*Task details*: Each line of the records that includes "Glyr" should be found and copied.

*Given data*:
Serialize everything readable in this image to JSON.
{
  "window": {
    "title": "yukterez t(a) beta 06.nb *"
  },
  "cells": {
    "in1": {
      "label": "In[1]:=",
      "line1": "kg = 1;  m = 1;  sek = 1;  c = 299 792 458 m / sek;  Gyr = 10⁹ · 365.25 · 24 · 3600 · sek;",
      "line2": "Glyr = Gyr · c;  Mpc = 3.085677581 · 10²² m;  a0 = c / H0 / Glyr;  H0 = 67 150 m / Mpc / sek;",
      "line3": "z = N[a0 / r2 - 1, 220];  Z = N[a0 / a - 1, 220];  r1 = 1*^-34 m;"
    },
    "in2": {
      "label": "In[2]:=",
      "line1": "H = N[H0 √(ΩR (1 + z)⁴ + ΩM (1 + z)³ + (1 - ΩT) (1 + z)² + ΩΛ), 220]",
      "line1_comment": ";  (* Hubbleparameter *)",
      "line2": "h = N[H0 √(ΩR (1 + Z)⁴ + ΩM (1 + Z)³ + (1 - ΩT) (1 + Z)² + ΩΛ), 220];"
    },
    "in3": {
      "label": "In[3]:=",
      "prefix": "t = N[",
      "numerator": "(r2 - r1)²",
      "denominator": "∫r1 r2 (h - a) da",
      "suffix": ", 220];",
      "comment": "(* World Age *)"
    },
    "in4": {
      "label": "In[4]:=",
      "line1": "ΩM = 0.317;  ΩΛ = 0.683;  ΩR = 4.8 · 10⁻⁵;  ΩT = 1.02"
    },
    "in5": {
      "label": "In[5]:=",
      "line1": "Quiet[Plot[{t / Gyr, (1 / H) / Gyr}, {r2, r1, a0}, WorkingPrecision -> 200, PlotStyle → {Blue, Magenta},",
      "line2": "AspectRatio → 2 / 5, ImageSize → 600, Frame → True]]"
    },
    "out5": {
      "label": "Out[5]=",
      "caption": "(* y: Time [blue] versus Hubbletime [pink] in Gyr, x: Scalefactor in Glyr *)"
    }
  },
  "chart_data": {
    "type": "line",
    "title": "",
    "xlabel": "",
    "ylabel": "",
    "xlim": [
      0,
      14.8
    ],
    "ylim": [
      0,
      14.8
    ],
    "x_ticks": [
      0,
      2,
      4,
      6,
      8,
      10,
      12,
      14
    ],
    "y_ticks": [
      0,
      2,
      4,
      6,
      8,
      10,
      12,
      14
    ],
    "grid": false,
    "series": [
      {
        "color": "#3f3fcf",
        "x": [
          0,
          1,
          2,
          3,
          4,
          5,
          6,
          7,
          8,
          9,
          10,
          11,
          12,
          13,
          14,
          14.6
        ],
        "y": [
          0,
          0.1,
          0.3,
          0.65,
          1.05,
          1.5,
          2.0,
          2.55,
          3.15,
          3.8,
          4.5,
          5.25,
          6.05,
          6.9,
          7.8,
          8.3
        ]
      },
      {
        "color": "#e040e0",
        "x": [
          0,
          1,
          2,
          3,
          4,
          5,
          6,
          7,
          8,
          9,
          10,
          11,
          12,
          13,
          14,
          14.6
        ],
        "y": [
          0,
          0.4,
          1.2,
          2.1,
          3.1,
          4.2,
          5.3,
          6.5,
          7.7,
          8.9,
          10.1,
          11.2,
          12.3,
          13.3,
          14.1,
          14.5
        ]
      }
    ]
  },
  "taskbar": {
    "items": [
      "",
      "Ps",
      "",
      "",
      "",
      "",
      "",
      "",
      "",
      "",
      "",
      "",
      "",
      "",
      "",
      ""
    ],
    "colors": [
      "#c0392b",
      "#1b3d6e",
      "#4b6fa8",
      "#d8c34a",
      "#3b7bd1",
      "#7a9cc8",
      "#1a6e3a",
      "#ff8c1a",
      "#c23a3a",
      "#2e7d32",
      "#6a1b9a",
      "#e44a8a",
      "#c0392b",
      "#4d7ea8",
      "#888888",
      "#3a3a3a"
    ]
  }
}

*Answer area*:
      "line2": "Glyr = Gyr · c;  Mpc = 3.085677581 · 10²² m;  a0 = c / H0 / Glyr;  H0 = 67 150 m / Mpc / sek;",
      "caption": "(* y: Time [blue] versus Hubbletime [pink] in Gyr, x: Scalefactor in Glyr *)"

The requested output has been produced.